The yesterday-today-and-tomorrow plant might be one of the longest plant names there is, and the name fits for more than one reason. The flowers change their color from one day to the next, starting out purple, then turning lavender, and finally becoming white as they mature. Plus, this tropical evergreen shrub is a long, persistent bloomer. After the first, heavy bloom in the spring, it will produce more of its showy, fragrant flowers in the fall, or anytime during the year if it likes its location.
In cooler climates, Brunfelsia can only be grown as a container plant that needs to be brought indoors for the winter.
|Botanical Name||Brunfelsia pauciflora|
|Common Name||Yesterday-today-and tomorrow plant, Morning-noon-and-night, Kiss-me-quick, Brazil raintree, Franciscan raintree|
|Plant Type||Perennial shrub|
|Mature Size||Three to eight feet height, four to six feet width|
|Sun Exposure||Full sun to part shade|
|Soil Type||Sandy, silt, loamy|
|Soil pH||<6.0 (acidic)|
|Bloom Time||All season bloom|
|Flower Color||Purple, lavender, white|
|Toxicity||Toxic to pets|
Brunfelsia Pauciflora Care
If your local climate allows it, growing Brunfelsia in your yard is easy. But even if you can only grow it in a container, it requires relatively little maintenance.
In its natural habitat, yesterday-today-and-tomorrow grows in light woodland and thickets with partial shade where it is protected from the scorching sun. An excellent location to plant Brunfelsia is under the canopy of tall conifers that give it enough room to reach its mature height.
Whether you grow Brunfelsia outdoors or in containers, it is essential that the soil is consistently moist but never soggy. Water as needed and never let the soil dry out.
Potted plants need daily checking especially during the summer. In the winter, the indoor plants will go dormant and take up less water, which means you need to reduce the watering accordingly.
Temperature and Humidity
Because Brunfelsia is a tropical plant, it thrives in a humid environment.
Before you add any fertilizer to an outdoor Brunfelsia, test the pH of the soil around the plant. If it turns out your soil is not acidic enough, apply liquid fertilizer for acid-loving plants but use about half of the strength indicated on the fertilizer label. If the soil is in the correct pH range, below 6, it always benefits the plant to add an acidic mulch such as peat moss or pine needles. This can help prevent the leaves from yellowing.
Container plants have higher fertilizer needs so feed them about every two weeks during the growing season, then stop fertilizing them during the winter and restart in the early spring.
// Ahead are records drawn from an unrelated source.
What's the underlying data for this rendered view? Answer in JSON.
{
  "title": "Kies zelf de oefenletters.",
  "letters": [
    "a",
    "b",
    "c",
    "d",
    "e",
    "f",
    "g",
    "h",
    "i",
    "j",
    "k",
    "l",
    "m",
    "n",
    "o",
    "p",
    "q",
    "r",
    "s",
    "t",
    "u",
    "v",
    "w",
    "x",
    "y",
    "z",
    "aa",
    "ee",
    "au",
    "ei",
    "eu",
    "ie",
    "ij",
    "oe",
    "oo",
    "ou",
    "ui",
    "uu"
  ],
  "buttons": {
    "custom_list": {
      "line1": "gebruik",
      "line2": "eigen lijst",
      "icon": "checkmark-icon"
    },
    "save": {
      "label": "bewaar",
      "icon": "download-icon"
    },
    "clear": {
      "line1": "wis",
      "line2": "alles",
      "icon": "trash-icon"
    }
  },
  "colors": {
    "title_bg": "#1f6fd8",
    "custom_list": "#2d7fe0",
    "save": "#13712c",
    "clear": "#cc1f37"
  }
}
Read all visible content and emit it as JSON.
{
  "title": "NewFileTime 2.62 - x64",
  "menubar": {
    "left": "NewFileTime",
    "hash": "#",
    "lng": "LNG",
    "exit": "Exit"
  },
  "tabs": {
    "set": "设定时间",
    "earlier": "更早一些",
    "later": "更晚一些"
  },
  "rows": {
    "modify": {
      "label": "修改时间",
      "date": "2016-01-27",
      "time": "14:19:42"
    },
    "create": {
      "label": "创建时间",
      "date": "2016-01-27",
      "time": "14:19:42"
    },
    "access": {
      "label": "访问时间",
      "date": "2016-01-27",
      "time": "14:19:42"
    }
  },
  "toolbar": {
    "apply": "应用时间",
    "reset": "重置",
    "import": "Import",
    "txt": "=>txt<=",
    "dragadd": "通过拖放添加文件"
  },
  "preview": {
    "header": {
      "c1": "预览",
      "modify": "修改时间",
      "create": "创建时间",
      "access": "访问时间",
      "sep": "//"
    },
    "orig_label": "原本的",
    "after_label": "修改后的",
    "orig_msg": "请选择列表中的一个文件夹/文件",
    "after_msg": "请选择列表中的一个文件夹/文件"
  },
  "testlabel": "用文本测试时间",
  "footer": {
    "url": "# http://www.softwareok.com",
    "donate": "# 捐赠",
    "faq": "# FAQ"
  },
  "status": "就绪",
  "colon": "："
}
Is Yesterday-Today-and-Tomorrow Toxic?
All parts of Brunfelsia, a member of the nightshade family, are poisonous to cats, dogs, and horses. Although there have not been reported cases of poisoning in humans, it is not recommended for homes with children who could be tempted to ingest the berries that appear on the shrub in the winter.
Brunfelsia is a slow grower and pruning is not essential. However, to encourage bushiness and give the mounded shrub a neater appearance, remove all the spent flowers and give the plant a light overall trim after the spring bloom.
When grown in containers, pruning is key to keeping the plant at a manageable size. Wait until is it finished blooming, then cut back all the stems by about half.
When grown in containers, the yesterday-today-and-tomorrow requires regular repotting. In the spring, inspect the root system to see if it fills the pot and plant it in a larger pot with fresh potting mix.
- Brunfelsia pauciflora ‘Floribunda’ is a profuse bloomer with deep violet, then light violet, and eventually white flowers.
- Brunfelsia pauciflora ‘Compacta’ is a dwarf cultivar that does not grow taller than five to six feet.
If you bring the plant indoors for the winter, make sure it gets three to four hours of sunlight every day.
You can increase the humidity by placing the plants on water-filled trays with pebbles.
Aphids can weaken the plant by sucking its sap. Unless there is a heavy infestation, they can be removed by gently washing them off with water. Other than aphids, there are no reported common pests or diseases.
Brunfelsia is deer-resistant.